> WHAT YOU HAVE TO DO: Take the data below and write it out exactly, except for the pictures.

Website and app data records
※

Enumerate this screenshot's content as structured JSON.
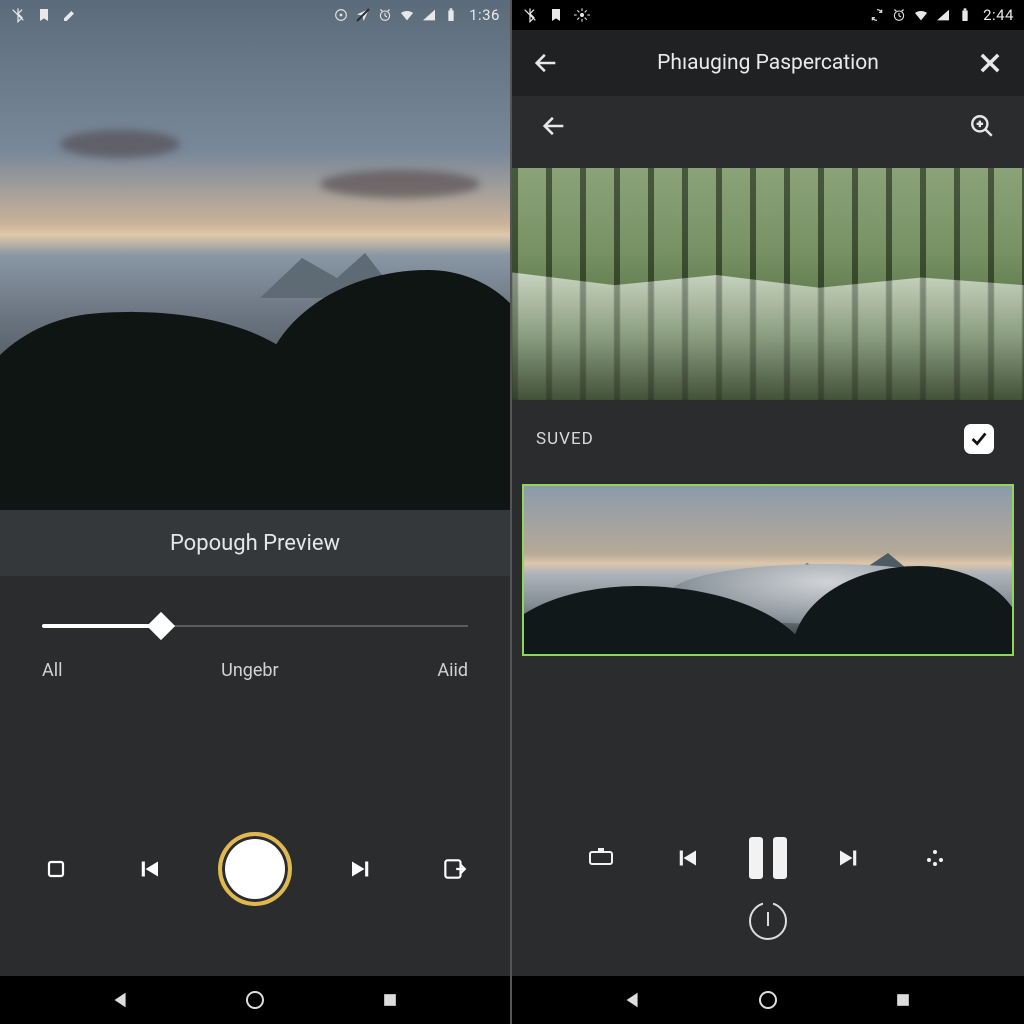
{
  "left": {
    "status": {
      "time": "1:36"
    },
    "panel_title": "Popough Preview",
    "slider": {
      "value_percent": 28,
      "labels": {
        "start": "All",
        "mid": "Ungebr",
        "end": "Aiid"
      }
    }
  },
  "right": {
    "status": {
      "time": "2:44"
    },
    "appbar": {
      "title": "Phıauging Paspercation"
    },
    "saved_label": "SUVED",
    "saved_checked": true
  }
}
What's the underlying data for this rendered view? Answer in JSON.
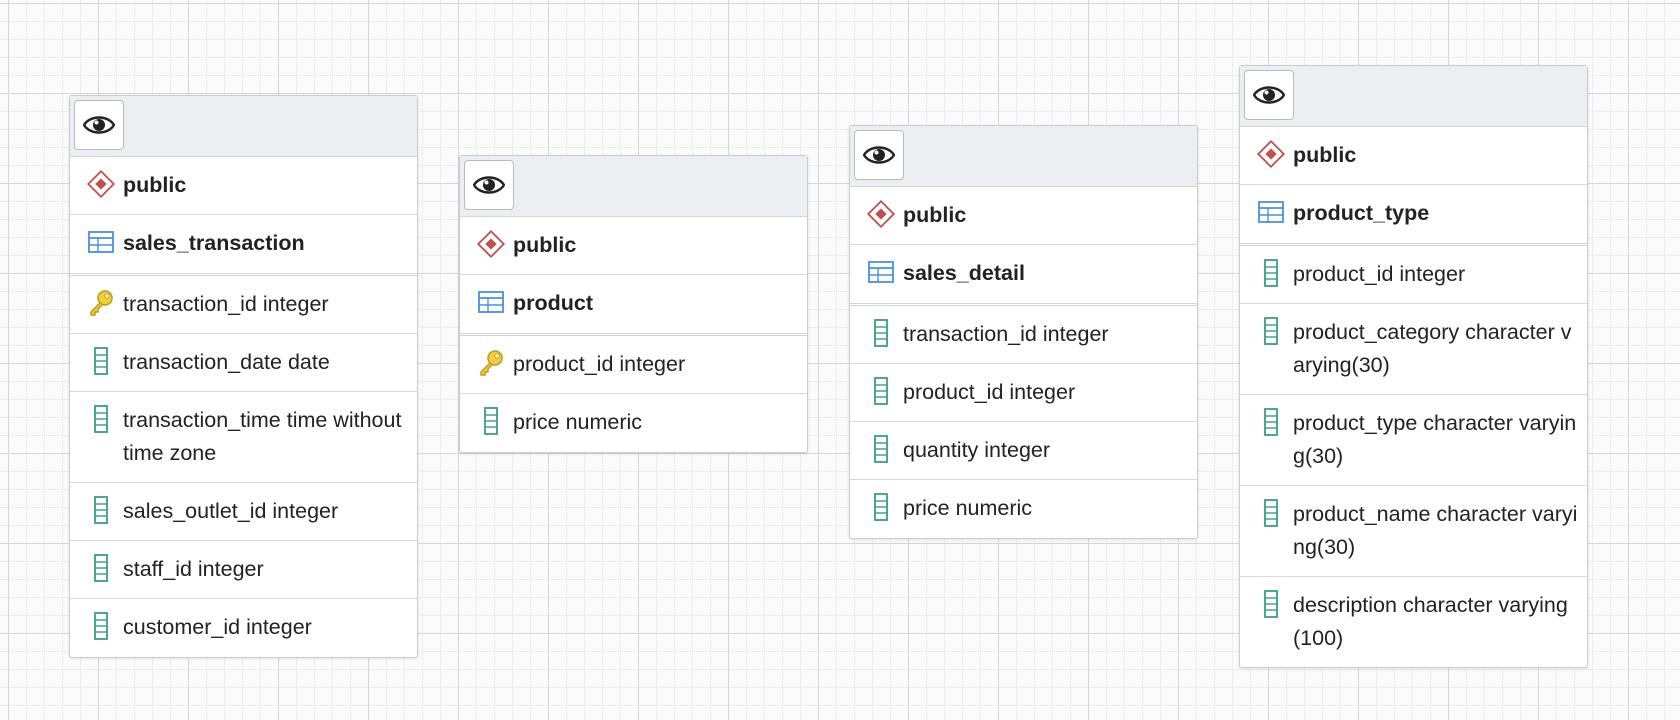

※

> PROBLEM SOLUTION:
Enumerate this screenshot's content as structured JSON.
{
  "left": {
    "status": {
      "time": "1:36"
    },
    "panel_title": "Popough Preview",
    "slider": {
      "value_percent": 28,
      "labels": {
        "start": "All",
        "mid": "Ungebr",
        "end": "Aiid"
      }
    }
  },
  "right": {
    "status": {
      "time": "2:44"
    },
    "appbar": {
      "title": "Phıauging Paspercation"
    },
    "saved_label": "SUVED",
    "saved_checked": true
  }
}
What's the underlying data for this rendered view? Answer in JSON.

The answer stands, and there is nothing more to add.